State-Funded Programs Brace For A Long Wait

Counties, school districts and other groups that rely on state funding are preparing themselves for a late commonwealth budget, as Gov. Tom Wolf has all but promised to veto a GOP-crafted spending plan expected to land on his desk Tuesday.

A budget deal between the Republican-controlled Legislature and the Democratic Wolf administration could be elusive. That would not stop commonwealth employees from being paid, due to a 2009 court ruling. The commonwealth would also have authority to pay for critical functions, like state prison meals and human services.But a months-long deadlock could halt state aid to schools, as well as to counties and nonprofits that provide social services.

“By the second month, which would in our case be August, most agencies will feel the pinch,” said Don Goughler, who spent his career working for Pittsburgh-area nonprofits, and now provides their executives support as the Executive in Residence at The Forbes Funds. “By the third month, it will become very, very serious.”

It’s a cash-flow problem.

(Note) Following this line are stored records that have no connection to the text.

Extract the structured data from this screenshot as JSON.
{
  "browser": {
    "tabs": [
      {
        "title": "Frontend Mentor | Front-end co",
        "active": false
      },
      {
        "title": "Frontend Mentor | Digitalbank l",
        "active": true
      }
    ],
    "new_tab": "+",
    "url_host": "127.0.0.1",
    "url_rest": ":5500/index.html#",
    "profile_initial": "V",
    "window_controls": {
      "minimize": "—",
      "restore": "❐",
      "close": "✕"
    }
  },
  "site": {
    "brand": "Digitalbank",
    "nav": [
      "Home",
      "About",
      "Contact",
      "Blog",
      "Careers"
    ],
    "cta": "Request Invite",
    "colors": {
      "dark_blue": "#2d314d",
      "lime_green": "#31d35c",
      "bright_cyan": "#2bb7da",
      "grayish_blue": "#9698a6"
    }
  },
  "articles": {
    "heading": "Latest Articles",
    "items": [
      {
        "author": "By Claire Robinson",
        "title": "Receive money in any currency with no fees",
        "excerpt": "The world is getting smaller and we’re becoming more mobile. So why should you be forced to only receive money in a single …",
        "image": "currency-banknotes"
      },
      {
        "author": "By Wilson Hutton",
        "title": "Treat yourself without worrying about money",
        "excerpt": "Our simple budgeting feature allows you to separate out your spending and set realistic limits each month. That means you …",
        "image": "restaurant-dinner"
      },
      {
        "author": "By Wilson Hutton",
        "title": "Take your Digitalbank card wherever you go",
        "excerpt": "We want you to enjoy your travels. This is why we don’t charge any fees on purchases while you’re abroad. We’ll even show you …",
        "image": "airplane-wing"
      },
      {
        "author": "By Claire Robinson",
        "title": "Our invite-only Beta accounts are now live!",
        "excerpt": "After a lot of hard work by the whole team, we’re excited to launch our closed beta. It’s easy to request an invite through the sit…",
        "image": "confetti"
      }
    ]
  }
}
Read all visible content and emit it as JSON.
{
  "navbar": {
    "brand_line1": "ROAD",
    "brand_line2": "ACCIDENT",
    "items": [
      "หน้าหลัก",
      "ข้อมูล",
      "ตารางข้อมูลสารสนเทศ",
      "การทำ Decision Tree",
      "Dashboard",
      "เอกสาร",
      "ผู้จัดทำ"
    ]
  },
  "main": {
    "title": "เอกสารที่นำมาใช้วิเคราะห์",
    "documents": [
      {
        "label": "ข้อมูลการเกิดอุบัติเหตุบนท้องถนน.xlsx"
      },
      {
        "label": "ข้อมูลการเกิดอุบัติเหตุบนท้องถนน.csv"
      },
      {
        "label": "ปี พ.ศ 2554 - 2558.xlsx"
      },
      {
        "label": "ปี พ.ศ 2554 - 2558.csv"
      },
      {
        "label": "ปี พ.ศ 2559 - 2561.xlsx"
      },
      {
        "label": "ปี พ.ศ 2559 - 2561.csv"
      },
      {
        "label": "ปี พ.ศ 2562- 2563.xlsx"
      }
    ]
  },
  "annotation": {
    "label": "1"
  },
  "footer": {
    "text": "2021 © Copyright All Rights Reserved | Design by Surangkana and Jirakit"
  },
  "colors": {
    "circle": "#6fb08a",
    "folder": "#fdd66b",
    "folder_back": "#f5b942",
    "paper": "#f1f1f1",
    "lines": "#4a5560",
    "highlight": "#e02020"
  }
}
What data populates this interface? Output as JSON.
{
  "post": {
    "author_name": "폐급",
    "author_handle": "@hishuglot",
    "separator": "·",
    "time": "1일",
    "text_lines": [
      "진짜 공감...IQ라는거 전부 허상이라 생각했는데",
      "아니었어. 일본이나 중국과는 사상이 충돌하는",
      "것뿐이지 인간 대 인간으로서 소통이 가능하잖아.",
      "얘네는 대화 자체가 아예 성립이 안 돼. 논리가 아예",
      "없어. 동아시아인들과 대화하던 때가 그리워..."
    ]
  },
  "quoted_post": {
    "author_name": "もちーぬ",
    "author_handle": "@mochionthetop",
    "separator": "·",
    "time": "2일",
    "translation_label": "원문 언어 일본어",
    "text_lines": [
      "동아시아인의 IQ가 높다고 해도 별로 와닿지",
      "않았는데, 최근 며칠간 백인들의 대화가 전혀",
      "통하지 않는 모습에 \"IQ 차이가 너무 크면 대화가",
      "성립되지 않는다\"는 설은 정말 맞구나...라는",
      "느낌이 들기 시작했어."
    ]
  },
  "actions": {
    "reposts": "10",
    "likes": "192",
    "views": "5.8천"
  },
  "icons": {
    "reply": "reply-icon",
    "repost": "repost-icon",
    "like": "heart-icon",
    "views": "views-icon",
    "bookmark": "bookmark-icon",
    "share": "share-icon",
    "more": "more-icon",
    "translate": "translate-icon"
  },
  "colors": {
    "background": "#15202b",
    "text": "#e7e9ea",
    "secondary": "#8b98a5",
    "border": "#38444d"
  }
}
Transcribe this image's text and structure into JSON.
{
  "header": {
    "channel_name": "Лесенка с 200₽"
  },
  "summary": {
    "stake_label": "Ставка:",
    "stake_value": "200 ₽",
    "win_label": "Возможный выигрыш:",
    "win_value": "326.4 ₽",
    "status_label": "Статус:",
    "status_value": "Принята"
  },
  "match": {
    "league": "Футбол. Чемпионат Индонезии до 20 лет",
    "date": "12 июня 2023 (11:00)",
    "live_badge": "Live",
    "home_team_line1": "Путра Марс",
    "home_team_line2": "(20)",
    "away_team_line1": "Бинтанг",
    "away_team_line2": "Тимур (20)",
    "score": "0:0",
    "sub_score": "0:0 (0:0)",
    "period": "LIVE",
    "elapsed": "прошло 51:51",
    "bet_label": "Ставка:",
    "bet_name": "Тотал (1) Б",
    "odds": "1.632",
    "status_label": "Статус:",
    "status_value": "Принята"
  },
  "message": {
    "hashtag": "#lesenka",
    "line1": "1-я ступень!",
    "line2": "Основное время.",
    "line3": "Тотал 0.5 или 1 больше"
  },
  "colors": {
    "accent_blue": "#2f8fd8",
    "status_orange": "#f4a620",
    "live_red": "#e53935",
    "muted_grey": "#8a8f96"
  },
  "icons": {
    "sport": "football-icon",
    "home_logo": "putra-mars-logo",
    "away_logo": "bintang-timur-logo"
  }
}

If state funding dries up, it could hinder the work of groups that provide foster care, residential services for children, drug and alcohol counseling, in-home care for people with disabilities.

“One of the challenges with nonprofit agencies, particularly in the social services area, is approximately 70 percent of our budget is made up of personnel costs,” said Goughler, “because much of what we do is face-to-face, person-to-person types of activities.”

Nonprofits are being urged to find back-up plans in the event of a protracted stalemate – delaying purchases, lining up emergency funding options, inquiring about a line of credit at their bank.

What makes this potential budget standoff unique, Goughler said, is that it comes at a time when most nonprofits don’t have much surplus funding from past years.

“The funding for most social services in Pennsylvania – actually around the country – over the past five years has been flat,” said Goughler. “And in many cases, many programs have had cuts ... so there hasn’t been the capacity to build the surpluses.”